To the editor:
I would like to comment on the “Zoo is worthy to support” letter in the Aug. 23 Sun Thisweek. My family and I also enjoy going to the Minnesota Zoo, as it is definitely a premier zoo venue, and one we should be proud of as residents of Minnesota. However, whether it’s the Minnesota Zoo or stadiums built for professional sports, why does our government continue to support more and more of these endeavors?
On the surface, some non-essential projects appear to be worthy ones; however, our Minnesota Bill of Rights, Section 1, object of government, states, “Government is instituted for the security, benefit, and protection of the people, in whom all political power is inherent, together with the right to alter, modify or reform government whenever required by the public good.”

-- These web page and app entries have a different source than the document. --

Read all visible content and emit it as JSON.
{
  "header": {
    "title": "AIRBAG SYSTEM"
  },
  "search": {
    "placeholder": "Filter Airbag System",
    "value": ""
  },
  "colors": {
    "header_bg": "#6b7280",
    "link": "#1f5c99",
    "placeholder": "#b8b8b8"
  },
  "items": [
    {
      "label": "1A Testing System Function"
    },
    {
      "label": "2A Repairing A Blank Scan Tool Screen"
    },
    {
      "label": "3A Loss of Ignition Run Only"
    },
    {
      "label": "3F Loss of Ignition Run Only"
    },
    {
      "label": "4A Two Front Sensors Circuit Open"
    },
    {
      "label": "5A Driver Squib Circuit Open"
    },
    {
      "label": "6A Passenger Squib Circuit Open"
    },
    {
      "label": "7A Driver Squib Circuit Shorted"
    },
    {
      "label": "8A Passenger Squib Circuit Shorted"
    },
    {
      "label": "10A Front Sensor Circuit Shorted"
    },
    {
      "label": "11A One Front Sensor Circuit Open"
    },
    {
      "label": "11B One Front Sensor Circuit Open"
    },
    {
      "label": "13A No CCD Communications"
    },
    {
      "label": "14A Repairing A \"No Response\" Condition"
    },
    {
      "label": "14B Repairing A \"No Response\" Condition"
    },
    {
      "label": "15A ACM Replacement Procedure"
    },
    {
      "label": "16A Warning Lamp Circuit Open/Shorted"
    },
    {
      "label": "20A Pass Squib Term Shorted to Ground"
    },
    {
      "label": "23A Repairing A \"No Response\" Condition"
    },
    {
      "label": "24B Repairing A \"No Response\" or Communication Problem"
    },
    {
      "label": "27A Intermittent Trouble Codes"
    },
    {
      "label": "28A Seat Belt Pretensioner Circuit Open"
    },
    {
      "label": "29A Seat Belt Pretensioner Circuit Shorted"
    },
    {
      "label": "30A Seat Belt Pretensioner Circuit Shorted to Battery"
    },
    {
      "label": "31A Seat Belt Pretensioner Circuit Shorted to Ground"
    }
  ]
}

The South Metro Tea Party’s core values as posted on their Facebook page state, “We the People stand for Constitutionally Limited Government, Fiscal Responsibility, Free Markets and Individual Responsibility.” The Tea Party supports the object of government as stated in Section 1 of our Bill of Rights. It appears, though, that William Cory Labovitch in his letter to the editor finds the Tea Party to be putting “extreme activism” pressure on Tara Mack and Anna Wills, as both state representatives (districts 57A and 57B) did not endorse additional funding for the Minnesota Zoo. This despite the March 30, 2013, Star Tribune article, “Minnesota Zoo plans ambitious, costly makeover,” where it was reported that, “The Minnesota Zoo is a state agency; about 29 percent of its roughly $25 million operating budget is public funding, and the state has provided tens of millions for major capital projects, such as new exhibits.”
Taking a position that we need to limit funding to non-essential programs and showing fiscal responsibility within constitutionally limited government confines, when our state government doesn’t have an income problem, rather a spending one, doesn’t seem to me to be an “extreme” position to take.